Although I’ve browsed through ‘City of God’ and ‘On Christian Doctrine’, my main interaction with Augustine’s work centres on his ‘Confessions’. (A phenomenal read if you ever get the chance to dig into it.)
I like many of the things Augustine says and wrestle with some of his more introspective reflections.
One of those is his statement:
‘The appearance of what we do is often different from the intention with which we do it, and the circumstances at the time may not be clear’[i]
Augustine seems to be saying that what we intend is not always what we do. Circumstances pending, what we do is sometimes only for the sake of what we want others to see and therefore say about us.
Avarice overrides responsible action as pride corrupts intention. Thus leading us onto a path where we turn ‘the loss of confessing self in order to be for others, into an all consuming self, an expressivist exhibition’[ii]
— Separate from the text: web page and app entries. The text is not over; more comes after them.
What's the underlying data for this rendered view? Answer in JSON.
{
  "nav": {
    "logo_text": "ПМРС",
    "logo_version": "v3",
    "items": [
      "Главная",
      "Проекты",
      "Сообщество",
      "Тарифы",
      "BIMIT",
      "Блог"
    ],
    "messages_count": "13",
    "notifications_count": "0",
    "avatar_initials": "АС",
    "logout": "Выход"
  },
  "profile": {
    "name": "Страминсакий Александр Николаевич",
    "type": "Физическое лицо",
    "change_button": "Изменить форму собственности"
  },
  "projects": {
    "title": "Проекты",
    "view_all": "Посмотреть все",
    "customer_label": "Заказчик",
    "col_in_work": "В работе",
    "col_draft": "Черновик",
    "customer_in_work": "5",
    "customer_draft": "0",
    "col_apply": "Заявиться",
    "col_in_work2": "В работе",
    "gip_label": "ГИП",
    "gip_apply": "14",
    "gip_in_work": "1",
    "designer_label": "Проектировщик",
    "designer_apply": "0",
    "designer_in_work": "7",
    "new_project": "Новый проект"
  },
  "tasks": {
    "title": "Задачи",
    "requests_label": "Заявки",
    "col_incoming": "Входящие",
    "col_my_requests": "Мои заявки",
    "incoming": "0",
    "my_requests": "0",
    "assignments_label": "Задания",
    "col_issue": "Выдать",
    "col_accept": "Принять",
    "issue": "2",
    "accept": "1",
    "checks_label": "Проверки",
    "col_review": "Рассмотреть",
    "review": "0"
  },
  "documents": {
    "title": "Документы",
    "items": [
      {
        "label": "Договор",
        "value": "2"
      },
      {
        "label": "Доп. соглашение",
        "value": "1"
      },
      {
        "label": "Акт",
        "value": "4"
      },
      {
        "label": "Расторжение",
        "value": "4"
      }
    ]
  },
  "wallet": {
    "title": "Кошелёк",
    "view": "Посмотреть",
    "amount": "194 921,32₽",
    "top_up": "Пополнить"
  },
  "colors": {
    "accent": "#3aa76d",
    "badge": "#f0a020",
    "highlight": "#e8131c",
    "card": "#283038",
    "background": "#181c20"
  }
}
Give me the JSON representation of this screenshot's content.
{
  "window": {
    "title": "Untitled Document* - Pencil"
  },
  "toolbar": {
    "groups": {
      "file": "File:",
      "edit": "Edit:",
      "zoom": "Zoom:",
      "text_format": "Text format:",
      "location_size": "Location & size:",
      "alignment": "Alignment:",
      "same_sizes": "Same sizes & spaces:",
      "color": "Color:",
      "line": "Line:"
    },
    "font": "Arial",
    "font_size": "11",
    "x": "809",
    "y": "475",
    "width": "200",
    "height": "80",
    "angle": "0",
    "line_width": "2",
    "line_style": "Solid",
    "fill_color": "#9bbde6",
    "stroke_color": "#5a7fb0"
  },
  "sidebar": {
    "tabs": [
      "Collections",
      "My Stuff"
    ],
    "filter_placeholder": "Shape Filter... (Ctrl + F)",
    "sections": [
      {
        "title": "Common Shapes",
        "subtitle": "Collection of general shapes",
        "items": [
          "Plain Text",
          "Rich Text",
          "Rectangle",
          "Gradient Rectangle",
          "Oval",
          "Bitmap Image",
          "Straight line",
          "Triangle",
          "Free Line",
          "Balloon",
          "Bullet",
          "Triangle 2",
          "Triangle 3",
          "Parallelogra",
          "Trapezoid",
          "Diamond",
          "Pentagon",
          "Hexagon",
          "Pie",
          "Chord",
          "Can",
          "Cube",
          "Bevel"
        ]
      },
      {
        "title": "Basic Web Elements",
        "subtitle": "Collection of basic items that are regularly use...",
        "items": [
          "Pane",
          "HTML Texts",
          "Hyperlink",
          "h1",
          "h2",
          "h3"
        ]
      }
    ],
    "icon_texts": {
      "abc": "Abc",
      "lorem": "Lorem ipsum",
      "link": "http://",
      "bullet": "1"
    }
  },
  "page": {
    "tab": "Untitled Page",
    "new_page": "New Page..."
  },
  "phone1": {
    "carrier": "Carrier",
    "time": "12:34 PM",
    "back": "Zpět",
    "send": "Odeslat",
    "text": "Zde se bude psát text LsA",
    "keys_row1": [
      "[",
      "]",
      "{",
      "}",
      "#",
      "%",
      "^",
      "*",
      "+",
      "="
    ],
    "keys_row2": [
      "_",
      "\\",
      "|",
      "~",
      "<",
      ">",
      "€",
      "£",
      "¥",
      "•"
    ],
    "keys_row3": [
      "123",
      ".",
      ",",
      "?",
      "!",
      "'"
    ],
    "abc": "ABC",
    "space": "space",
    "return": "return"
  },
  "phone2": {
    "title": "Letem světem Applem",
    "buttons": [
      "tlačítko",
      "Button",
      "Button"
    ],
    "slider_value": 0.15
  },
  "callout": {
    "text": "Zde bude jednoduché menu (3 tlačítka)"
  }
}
The divide between appearances and intentions, then, forms the basis of his point. This existential division creates an ethical-theological tension perpetuated by the sometimes fog of circumstances.
This is identified by Jean Bethke Elshtain in ‘Augustine and the limits of politics’:
‘Augustine lays the miseries of human life at the doorstep of sin, our division (within selves and between self and others), our enthrallment to cupiditas[iii] and our all-too-frequent abandonment of caritas[iv]. We are, in other words, ignorant but it is ignorance of a particular kind, not innocent naiveté but prideful cognitive amputation.[v]’
What Elshtain means by ‘prideful cognitive amputation’ is ‘philosophical solipsism’ (extreme subjective idealism)[vi]; thoughtlessness (not to be confused with mindlessness), but understood as ‘the banality of evil.(Hannah Arendt’s controversial assessment of Adolf Eichmann) [vii]’
Elshtain, a feminist, presents her analysis of Augustine as an attempt at rescue. Saving Augustine from the ritualistic frown passed on to our forebears by the hubris and suspicion of post 60’s modernity.
For her, Augustine is relevant and worthy of a second look:
‘He confesses what he knows and what he does not know. He does know that the world isn’t boundlessly subjectivist; it does not revolve around the “me, myself and I”[viii]
Augustine himself thunders the point home:
‘I flattered my pride to think that I incurred no guilt and, when I did wrong, not to confess it so that you might bring healing to a soul that had sinned against you. I preferred to excuse myself and blame this unknown thing which was in me but was not part of me. The truth, of course, was all my own self, and my own impiety had divided me against myself. My sin was all the more incurable because I did not think myself a sinner’[ix]
Elshtain brilliantly adds, ‘when we start to regard ourselves in our own light, our light dims’[x]
Reading this in the emerging light of advent we might be called back to Karl Barth’s assertion
‘To thank means to accept with confession,… to acknowledge the gift, the goodness and the kindness of the Giver’[xi]
God makes himself known in Jesus Christ, ‘the sign of all signs[xii]’
In Augustine’s sigh we hear that the heart has ears. Before the beauty of Christmas this can only mean an awakening to an awareness of our own need for grace; an acknowledgement that we are carried, firmly, lovingly held above the abyss.
Confronted by such a grace we learn that God is God and we are not. Yet, by Divine decision; a fierce and free decree. In Jesus Christ, we are spoken to, spoken for and therefore not given up on.
In His example we see in part, the point of Christmas. That the ‘principle of charity requires nothing less than to make one’s best effort.’[xiii]
Jesus is Victor!
[i] Augustine, St. Confessions Penguin Classics III/XIX 1961:67
[ii] Elshtain, J.B. 1995 ‘Augustine & The Limits of Politics’ p.6
[iii] Latin for desire, eagerness, enthusiasm; passion; lust; avarice; greed; ambition; partisanship (Source: Collins Latin Dictionary App)
[iv] Latin for charity, grace, dearness, high price; esteem, affection (Source: Collins Latin Dictionary App)
[v] Elshtain, J.B. 1995 ‘Augustine & The Limits of Politics’ p.37
[vi] Ibid, p.59
[viii] Ibid, p.5
[ix] Augustine, St. 1961 Confessions Penguin Classics V/X p.103
[x] Elshtain, ibid pp.11, 66 &62
[xi] Barth, K. 1940 The Limits of the Knowledge of God C.D II/I Hendrickson Publishers p.198
[xii] Ibid, p.199
[xiii] Elshtain, ibid p.55
*I’ve borrowed the second part of the title to this blog post from Elshtain, who uses it on page xiii in her introduction.
Image: Rembrandt, 1633 ‘Christ in the Storm on the Sea of Galilee’
Originally published 14th December 2014